How it`s managed?
The only long term effective therapy is cannabis cessation, with complete and permanent resolution of symptoms within the first two weeks after cannabis weaning.
Immersion into a hot bath or shower relieves symptoms in minutes, with increased relief corresponding to higher water temperatures. Some patients have reported spending more than half of their day bathing, even waking from sleep to shower. The effectiveness of bathing is poorly understood. As CB1 receptors are located near the thermoregulatory center in the hypothalamus, however, it has been hypothesized that they play a role in intestinal vasodilation and body temperature regulation.
Capsaicin has also been described as an inexpensive, readily available, and safe treatment for CHS with reasonable efficacy. Capsaicin is theorized to activate the TRPV1 G-protein–coupled receptor, which interacts with the endocannabinoid system.
The suggested regimen described is topical application of 0.075% concentration capsaicin cream to the patient’s abdomen or back of arms 3 times daily, keeping caution to avoid sensitive areas of the face, eyes, nipples, and perineum.
The applicator should wear nitrile gloves when applying the cream and wash their hands afterward.

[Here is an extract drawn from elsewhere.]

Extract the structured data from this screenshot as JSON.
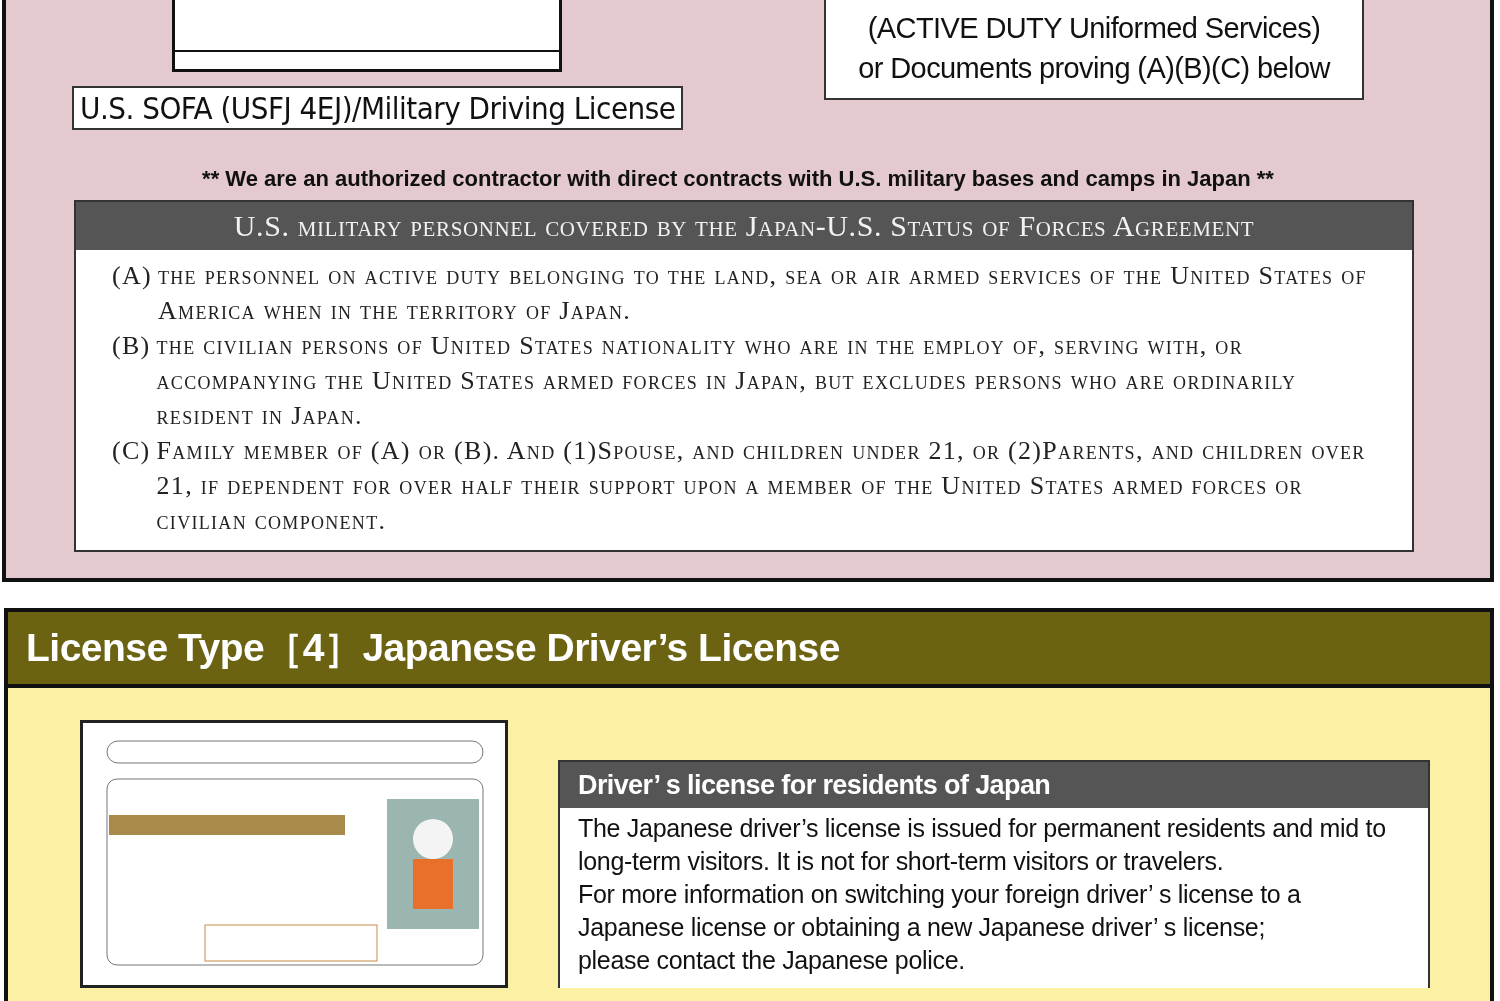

The patient may experience initial discomfort, and the adverse effects may include local burning, itching, redness, and swelling, especially if higher doses are used. If there is excessive irritation, washing the skin with soap or alcohol is more effective at removing the capsaicin than plain water. Many hospitals carry this product on formulary, and it can be either found in the automated dispensing machines in the emergency department or be obtained from the inpatient
Symptomatic treatment has been attempted, but patients respond poorly to many common antiemetic therapies, such as promethazine, metoclopramide, and ondansetron, as well as to nontypical agents, such as benzodiazepines and olanzapine.

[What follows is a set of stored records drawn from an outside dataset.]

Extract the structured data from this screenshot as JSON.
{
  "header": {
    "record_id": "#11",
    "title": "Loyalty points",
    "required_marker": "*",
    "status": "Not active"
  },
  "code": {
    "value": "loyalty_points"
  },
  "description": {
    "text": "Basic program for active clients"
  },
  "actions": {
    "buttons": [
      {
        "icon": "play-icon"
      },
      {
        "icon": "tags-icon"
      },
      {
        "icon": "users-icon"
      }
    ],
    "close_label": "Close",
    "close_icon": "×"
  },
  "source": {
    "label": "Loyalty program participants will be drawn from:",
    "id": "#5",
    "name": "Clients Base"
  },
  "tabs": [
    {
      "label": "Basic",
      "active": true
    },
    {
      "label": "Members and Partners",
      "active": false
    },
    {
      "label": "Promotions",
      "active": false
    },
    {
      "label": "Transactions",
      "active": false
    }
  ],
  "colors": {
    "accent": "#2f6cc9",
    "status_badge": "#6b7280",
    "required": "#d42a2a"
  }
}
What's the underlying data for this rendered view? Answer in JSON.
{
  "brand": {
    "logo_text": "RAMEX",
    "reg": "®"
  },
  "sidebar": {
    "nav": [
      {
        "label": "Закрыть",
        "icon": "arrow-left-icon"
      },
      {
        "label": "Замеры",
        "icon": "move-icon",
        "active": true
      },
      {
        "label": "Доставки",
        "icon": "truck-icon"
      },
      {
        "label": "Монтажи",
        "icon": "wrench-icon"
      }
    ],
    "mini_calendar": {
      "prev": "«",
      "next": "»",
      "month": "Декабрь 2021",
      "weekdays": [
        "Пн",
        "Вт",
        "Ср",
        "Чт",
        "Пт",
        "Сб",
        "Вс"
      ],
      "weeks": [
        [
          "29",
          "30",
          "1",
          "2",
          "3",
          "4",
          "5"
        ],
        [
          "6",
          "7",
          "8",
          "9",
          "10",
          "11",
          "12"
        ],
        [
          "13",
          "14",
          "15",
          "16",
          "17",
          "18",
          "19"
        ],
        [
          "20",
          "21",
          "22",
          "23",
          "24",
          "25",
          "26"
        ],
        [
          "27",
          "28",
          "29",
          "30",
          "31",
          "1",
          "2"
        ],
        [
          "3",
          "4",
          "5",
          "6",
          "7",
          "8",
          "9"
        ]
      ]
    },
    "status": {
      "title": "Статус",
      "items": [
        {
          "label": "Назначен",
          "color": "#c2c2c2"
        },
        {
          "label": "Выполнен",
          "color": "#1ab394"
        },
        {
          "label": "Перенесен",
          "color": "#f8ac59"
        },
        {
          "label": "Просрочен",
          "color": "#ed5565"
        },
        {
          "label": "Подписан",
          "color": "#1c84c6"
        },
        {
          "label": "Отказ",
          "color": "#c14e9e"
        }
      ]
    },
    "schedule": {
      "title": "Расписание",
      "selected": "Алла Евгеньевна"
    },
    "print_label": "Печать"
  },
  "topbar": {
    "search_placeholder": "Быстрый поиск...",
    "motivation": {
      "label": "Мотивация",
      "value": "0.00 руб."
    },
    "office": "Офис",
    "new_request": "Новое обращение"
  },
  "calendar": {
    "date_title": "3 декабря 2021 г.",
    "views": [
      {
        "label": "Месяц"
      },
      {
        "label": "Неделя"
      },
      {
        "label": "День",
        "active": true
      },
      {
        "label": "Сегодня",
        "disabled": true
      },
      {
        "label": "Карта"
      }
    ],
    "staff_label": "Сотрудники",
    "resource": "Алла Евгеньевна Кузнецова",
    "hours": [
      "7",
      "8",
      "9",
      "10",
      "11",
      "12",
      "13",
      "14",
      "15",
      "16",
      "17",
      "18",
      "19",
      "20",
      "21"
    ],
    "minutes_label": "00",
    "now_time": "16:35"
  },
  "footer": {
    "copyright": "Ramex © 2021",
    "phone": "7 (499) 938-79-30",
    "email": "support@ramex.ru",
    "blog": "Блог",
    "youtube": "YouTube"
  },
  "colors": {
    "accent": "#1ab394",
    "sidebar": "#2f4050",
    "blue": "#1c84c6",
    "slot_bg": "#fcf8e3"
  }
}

Antidopaminergic antipsychotics such as haloperidol and droperidol have been found to be moderately successful in controlling symptoms during the hyperemetic phase. A recent retrospective review found that CHS patients treated with droperidol had less than half the length of stay compared with those treated with conventional therapies. It has been shown that delta-9-tetrahydrocannabinol increases dopamine synthesis, turnover, efflux, and cell firing, which may explain the mechanism of the success of this class of medications. Typical dosing has been suggested to be 5 mg intravenous or intramuscular of haloperidol and 0.625 mg to 2.5 mg intravenous droperidol. A potential adverse drug effect includes QT prolongation, which has been reported in both agents. The risk for QT prolongation typically occurs with intravenous administration and with quantities exceeding that of the recommended dose. These pharmacological approaches may be helpful in the phase to alleviate the gastrointestinal symptoms and pain, but they are not meant to become long term treatments as they themselves portend serious side effects.
Other treatments may include proton pump inhibitors for gastritis and fluid resuscitation to correct fluid and electrolyte imbalances to prevent end-organ damage or arrhythmias, respectively.
Finally, most authors recommend avoiding opioids for pain relief, which can worsen the nausea.
The prognosis is generally good as long as the diagnosis is made early and the patient commits to cannabinoid cessation. The morbidity associated with this disease is related to poor control of symptoms due to ongoing cannabinoid use and frequent hospitalizations.
As always, thank you for your time.
I invite everyone interested in the topic to a dialogue.
If you have encountered a similar phenomenon, please describe your experience.